Problem requirements: Images within the entries are to be omitted; the remainder must be reproduced exactly.

Recorded information:
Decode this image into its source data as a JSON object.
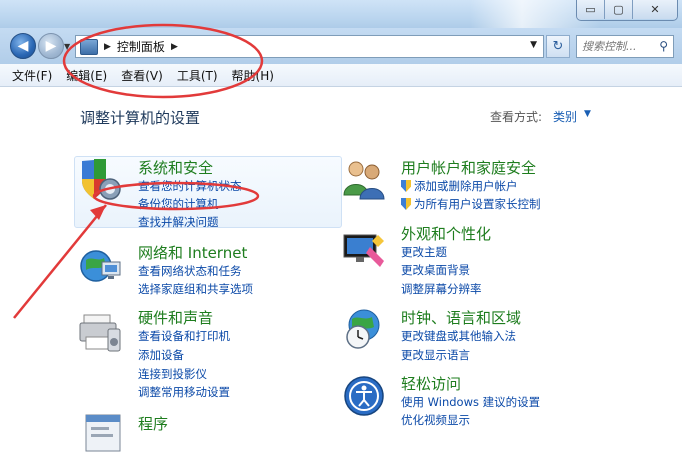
{
  "window": {
    "minimize": "▭",
    "maximize": "▢",
    "close": "✕"
  },
  "nav": {
    "back": "◀",
    "forward": "▶",
    "dropdown": "▼"
  },
  "address": {
    "separator": "▶",
    "location": "控制面板",
    "trail_arrow": "▶",
    "dropdown": "▼",
    "refresh": "↻"
  },
  "search": {
    "placeholder": "搜索控制...",
    "icon": "⚲"
  },
  "menu": [
    "文件(F)",
    "编辑(E)",
    "查看(V)",
    "工具(T)",
    "帮助(H)"
  ],
  "content": {
    "title": "调整计算机的设置",
    "view_by_label": "查看方式:",
    "view_by_value": "类别",
    "view_by_drop": "▼"
  },
  "categories": {
    "security": {
      "title": "系统和安全",
      "links": [
        "查看您的计算机状态",
        "备份您的计算机",
        "查找并解决问题"
      ]
    },
    "network": {
      "title": "网络和 Internet",
      "links": [
        "查看网络状态和任务",
        "选择家庭组和共享选项"
      ]
    },
    "hardware": {
      "title": "硬件和声音",
      "links": [
        "查看设备和打印机",
        "添加设备",
        "连接到投影仪",
        "调整常用移动设置"
      ]
    },
    "programs": {
      "title": "程序",
      "links": []
    },
    "users": {
      "title": "用户帐户和家庭安全",
      "links": [
        "添加或删除用户帐户",
        "为所有用户设置家长控制"
      ]
    },
    "appearance": {
      "title": "外观和个性化",
      "links": [
        "更改主题",
        "更改桌面背景",
        "调整屏幕分辨率"
      ]
    },
    "clock": {
      "title": "时钟、语言和区域",
      "links": [
        "更改键盘或其他输入法",
        "更改显示语言"
      ]
    },
    "ease": {
      "title": "轻松访问",
      "links": [
        "使用 Windows 建议的设置",
        "优化视频显示"
      ]
    }
  },
  "colors": {
    "annotation": "#e23a3a",
    "category_title": "#1e7d1e",
    "link": "#0c4aa8"
  }
}
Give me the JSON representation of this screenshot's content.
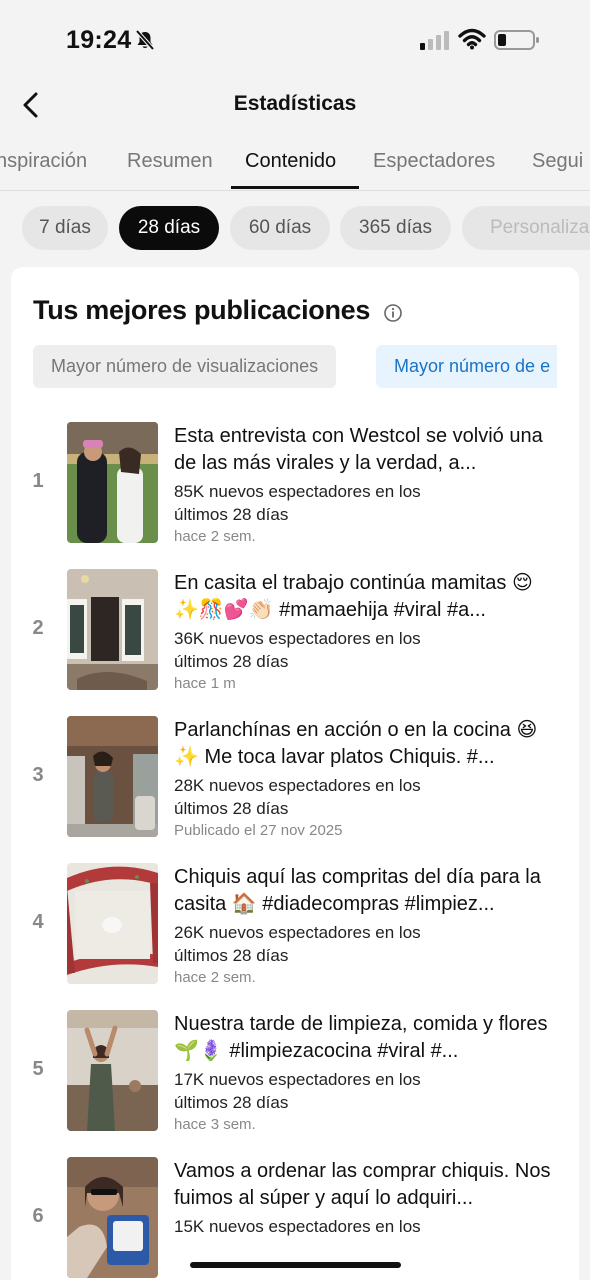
{
  "status": {
    "time": "19:24"
  },
  "header": {
    "title": "Estadísticas"
  },
  "tabs": [
    "nspiración",
    "Resumen",
    "Contenido",
    "Espectadores",
    "Segui"
  ],
  "chips": [
    "7 días",
    "28 días",
    "60 días",
    "365 días",
    "Personaliza"
  ],
  "section": {
    "title": "Tus mejores publicaciones",
    "filter_views": "Mayor número de visualizaciones",
    "filter_other": "Mayor número de e"
  },
  "posts": [
    {
      "rank": "1",
      "title": "Esta entrevista con Westcol se volvió una de las más virales y la verdad, a...",
      "views": "85K nuevos espectadores en los últimos 28 días",
      "date": "hace 2 sem."
    },
    {
      "rank": "2",
      "title": "En casita el trabajo continúa mamitas 😌✨🎊💕👏🏻 #mamaehija #viral #a...",
      "views": "36K nuevos espectadores en los últimos 28 días",
      "date": "hace 1 m"
    },
    {
      "rank": "3",
      "title": "Parlanchínas en acción o en la cocina 😆✨ Me toca lavar platos Chiquis. #...",
      "views": "28K nuevos espectadores en los últimos 28 días",
      "date": "Publicado el 27 nov 2025"
    },
    {
      "rank": "4",
      "title": "Chiquis aquí las compritas del día para la casita 🏠 #diadecompras #limpiez...",
      "views": "26K nuevos espectadores en los últimos 28 días",
      "date": "hace 2 sem."
    },
    {
      "rank": "5",
      "title": "Nuestra tarde de limpieza, comida y flores 🌱🪻 #limpiezacocina #viral #...",
      "views": "17K nuevos espectadores en los últimos 28 días",
      "date": "hace 3 sem."
    },
    {
      "rank": "6",
      "title": "Vamos a ordenar las comprar chiquis. Nos fuimos al súper y aquí lo adquiri...",
      "views": "15K nuevos espectadores en los",
      "date": ""
    }
  ]
}
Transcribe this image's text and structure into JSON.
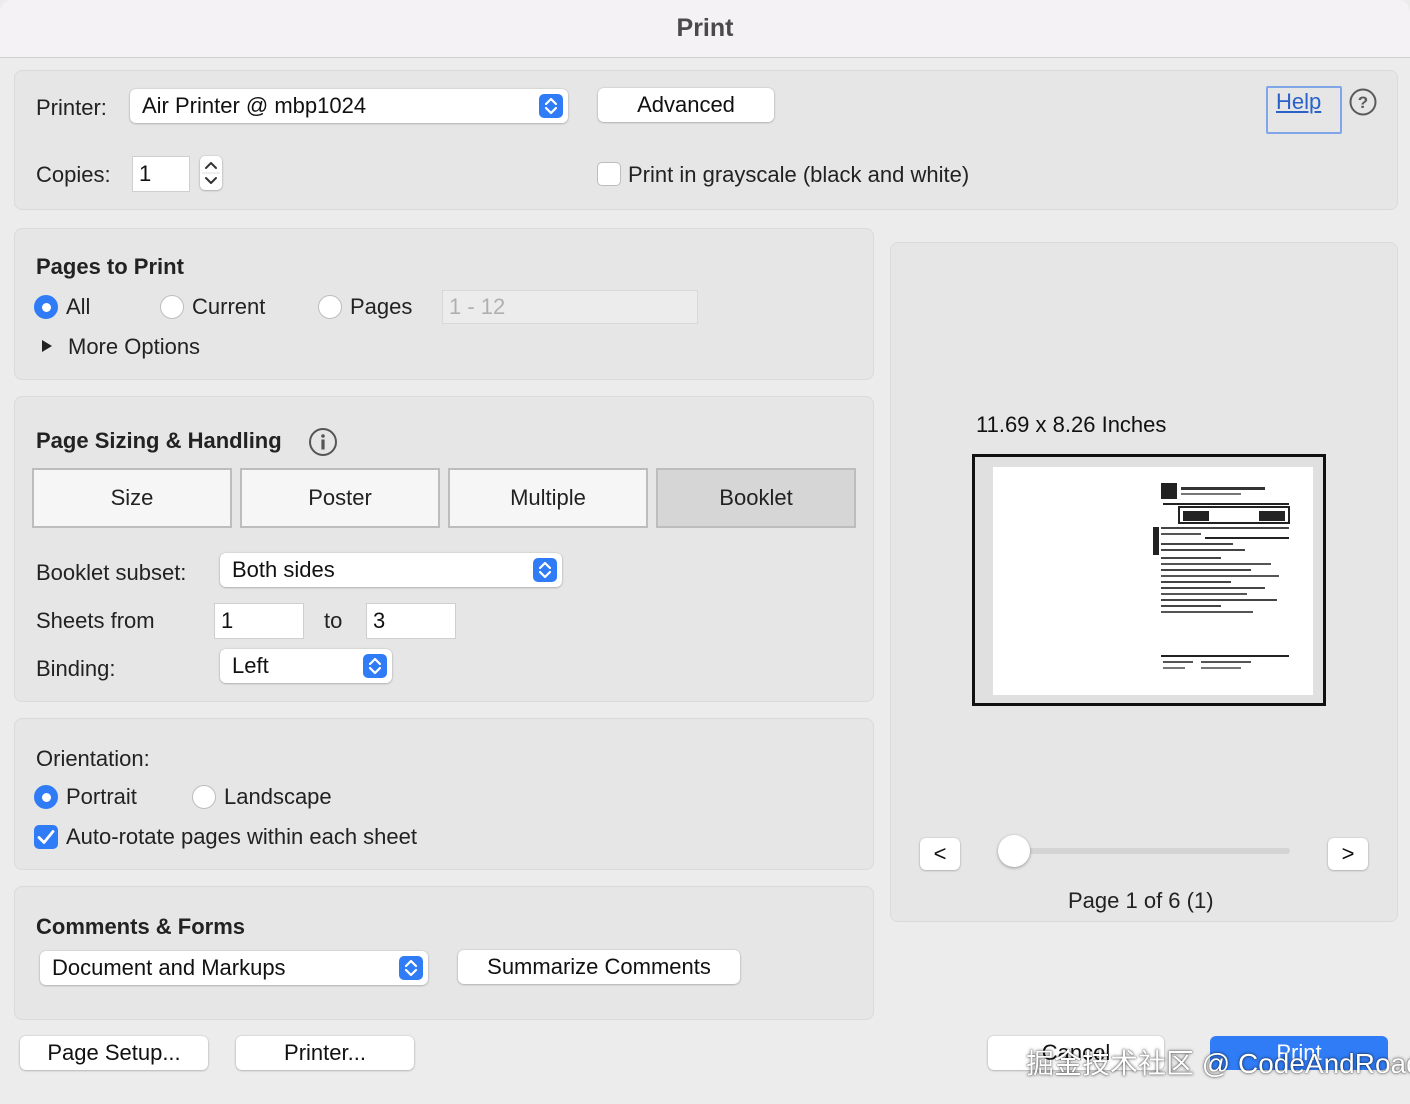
{
  "window": {
    "title": "Print"
  },
  "printer_section": {
    "printer_label": "Printer:",
    "printer_value": "Air Printer @ mbp1024",
    "advanced_label": "Advanced",
    "help_label": "Help",
    "help_icon": "question-circle-icon",
    "copies_label": "Copies:",
    "copies_value": "1",
    "grayscale_label": "Print in grayscale (black and white)",
    "grayscale_checked": false
  },
  "pages_to_print": {
    "title": "Pages to Print",
    "options": [
      {
        "label": "All",
        "selected": true
      },
      {
        "label": "Current",
        "selected": false
      },
      {
        "label": "Pages",
        "selected": false
      }
    ],
    "pages_range_placeholder": "1 - 12",
    "more_options_label": "More Options"
  },
  "page_sizing": {
    "title": "Page Sizing & Handling",
    "info_icon": "info-circle-icon",
    "modes": [
      {
        "label": "Size",
        "selected": false
      },
      {
        "label": "Poster",
        "selected": false
      },
      {
        "label": "Multiple",
        "selected": false
      },
      {
        "label": "Booklet",
        "selected": true
      }
    ],
    "booklet_subset_label": "Booklet subset:",
    "booklet_subset_value": "Both sides",
    "sheets_from_label": "Sheets from",
    "sheets_from_value": "1",
    "sheets_to_label": "to",
    "sheets_to_value": "3",
    "binding_label": "Binding:",
    "binding_value": "Left"
  },
  "orientation": {
    "title": "Orientation:",
    "options": [
      {
        "label": "Portrait",
        "selected": true
      },
      {
        "label": "Landscape",
        "selected": false
      }
    ],
    "auto_rotate_label": "Auto-rotate pages within each sheet",
    "auto_rotate_checked": true
  },
  "comments_forms": {
    "title": "Comments & Forms",
    "value": "Document and Markups",
    "summarize_label": "Summarize Comments"
  },
  "preview": {
    "size_label": "11.69 x 8.26 Inches",
    "prev_label": "<",
    "next_label": ">",
    "page_indicator": "Page 1 of 6 (1)"
  },
  "footer": {
    "page_setup_label": "Page Setup...",
    "printer_label": "Printer...",
    "cancel_label": "Cancel",
    "print_label": "Print",
    "accent_color": "#2f7cf6"
  },
  "watermark": {
    "text": "掘金技术社区 @ CodeAndRoad"
  }
}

Task result:
Decode this image into its source data as a JSON object.
{
  "window": {
    "minimize": "▭",
    "maximize": "▢",
    "close": "✕"
  },
  "nav": {
    "back": "◀",
    "forward": "▶",
    "dropdown": "▼"
  },
  "address": {
    "separator": "▶",
    "location": "控制面板",
    "trail_arrow": "▶",
    "dropdown": "▼",
    "refresh": "↻"
  },
  "search": {
    "placeholder": "搜索控制...",
    "icon": "⚲"
  },
  "menu": [
    "文件(F)",
    "编辑(E)",
    "查看(V)",
    "工具(T)",
    "帮助(H)"
  ],
  "content": {
    "title": "调整计算机的设置",
    "view_by_label": "查看方式:",
    "view_by_value": "类别",
    "view_by_drop": "▼"
  },
  "categories": {
    "security": {
      "title": "系统和安全",
      "links": [
        "查看您的计算机状态",
        "备份您的计算机",
        "查找并解决问题"
      ]
    },
    "network": {
      "title": "网络和 Internet",
      "links": [
        "查看网络状态和任务",
        "选择家庭组和共享选项"
      ]
    },
    "hardware": {
      "title": "硬件和声音",
      "links": [
        "查看设备和打印机",
        "添加设备",
        "连接到投影仪",
        "调整常用移动设置"
      ]
    },
    "programs": {
      "title": "程序",
      "links": []
    },
    "users": {
      "title": "用户帐户和家庭安全",
      "links": [
        "添加或删除用户帐户",
        "为所有用户设置家长控制"
      ]
    },
    "appearance": {
      "title": "外观和个性化",
      "links": [
        "更改主题",
        "更改桌面背景",
        "调整屏幕分辨率"
      ]
    },
    "clock": {
      "title": "时钟、语言和区域",
      "links": [
        "更改键盘或其他输入法",
        "更改显示语言"
      ]
    },
    "ease": {
      "title": "轻松访问",
      "links": [
        "使用 Windows 建议的设置",
        "优化视频显示"
      ]
    }
  },
  "colors": {
    "annotation": "#e23a3a",
    "category_title": "#1e7d1e",
    "link": "#0c4aa8"
  }
}
Give me the JSON representation of this screenshot's content.
{
  "status": {
    "time": "19:24"
  },
  "header": {
    "title": "Estadísticas"
  },
  "tabs": [
    "nspiración",
    "Resumen",
    "Contenido",
    "Espectadores",
    "Segui"
  ],
  "chips": [
    "7 días",
    "28 días",
    "60 días",
    "365 días",
    "Personaliza"
  ],
  "section": {
    "title": "Tus mejores publicaciones",
    "filter_views": "Mayor número de visualizaciones",
    "filter_other": "Mayor número de e"
  },
  "posts": [
    {
      "rank": "1",
      "title": "Esta entrevista con Westcol se volvió una de las más virales y la verdad, a...",
      "views": "85K nuevos espectadores en los últimos 28 días",
      "date": "hace 2 sem."
    },
    {
      "rank": "2",
      "title": "En casita el trabajo continúa mamitas 😌✨🎊💕👏🏻 #mamaehija #viral #a...",
      "views": "36K nuevos espectadores en los últimos 28 días",
      "date": "hace 1 m"
    },
    {
      "rank": "3",
      "title": "Parlanchínas en acción o en la cocina 😆✨ Me toca lavar platos Chiquis. #...",
      "views": "28K nuevos espectadores en los últimos 28 días",
      "date": "Publicado el 27 nov 2025"
    },
    {
      "rank": "4",
      "title": "Chiquis aquí las compritas del día para la casita 🏠 #diadecompras #limpiez...",
      "views": "26K nuevos espectadores en los últimos 28 días",
      "date": "hace 2 sem."
    },
    {
      "rank": "5",
      "title": "Nuestra tarde de limpieza, comida y flores 🌱🪻 #limpiezacocina #viral #...",
      "views": "17K nuevos espectadores en los últimos 28 días",
      "date": "hace 3 sem."
    },
    {
      "rank": "6",
      "title": "Vamos a ordenar las comprar chiquis. Nos fuimos al súper y aquí lo adquiri...",
      "views": "15K nuevos espectadores en los",
      "date": ""
    }
  ]
}
Transcribe this image's text and structure into JSON.
{
  "window": {
    "title": "Print"
  },
  "printer_section": {
    "printer_label": "Printer:",
    "printer_value": "Air Printer @ mbp1024",
    "advanced_label": "Advanced",
    "help_label": "Help",
    "help_icon": "question-circle-icon",
    "copies_label": "Copies:",
    "copies_value": "1",
    "grayscale_label": "Print in grayscale (black and white)",
    "grayscale_checked": false
  },
  "pages_to_print": {
    "title": "Pages to Print",
    "options": [
      {
        "label": "All",
        "selected": true
      },
      {
        "label": "Current",
        "selected": false
      },
      {
        "label": "Pages",
        "selected": false
      }
    ],
    "pages_range_placeholder": "1 - 12",
    "more_options_label": "More Options"
  },
  "page_sizing": {
    "title": "Page Sizing & Handling",
    "info_icon": "info-circle-icon",
    "modes": [
      {
        "label": "Size",
        "selected": false
      },
      {
        "label": "Poster",
        "selected": false
      },
      {
        "label": "Multiple",
        "selected": false
      },
      {
        "label": "Booklet",
        "selected": true
      }
    ],
    "booklet_subset_label": "Booklet subset:",
    "booklet_subset_value": "Both sides",
    "sheets_from_label": "Sheets from",
    "sheets_from_value": "1",
    "sheets_to_label": "to",
    "sheets_to_value": "3",
    "binding_label": "Binding:",
    "binding_value": "Left"
  },
  "orientation": {
    "title": "Orientation:",
    "options": [
      {
        "label": "Portrait",
        "selected": true
      },
      {
        "label": "Landscape",
        "selected": false
      }
    ],
    "auto_rotate_label": "Auto-rotate pages within each sheet",
    "auto_rotate_checked": true
  },
  "comments_forms": {
    "title": "Comments & Forms",
    "value": "Document and Markups",
    "summarize_label": "Summarize Comments"
  },
  "preview": {
    "size_label": "11.69 x 8.26 Inches",
    "prev_label": "<",
    "next_label": ">",
    "page_indicator": "Page 1 of 6 (1)"
  },
  "footer": {
    "page_setup_label": "Page Setup...",
    "printer_label": "Printer...",
    "cancel_label": "Cancel",
    "print_label": "Print",
    "accent_color": "#2f7cf6"
  },
  "watermark": {
    "text": "掘金技术社区 @ CodeAndRoad"
  }
}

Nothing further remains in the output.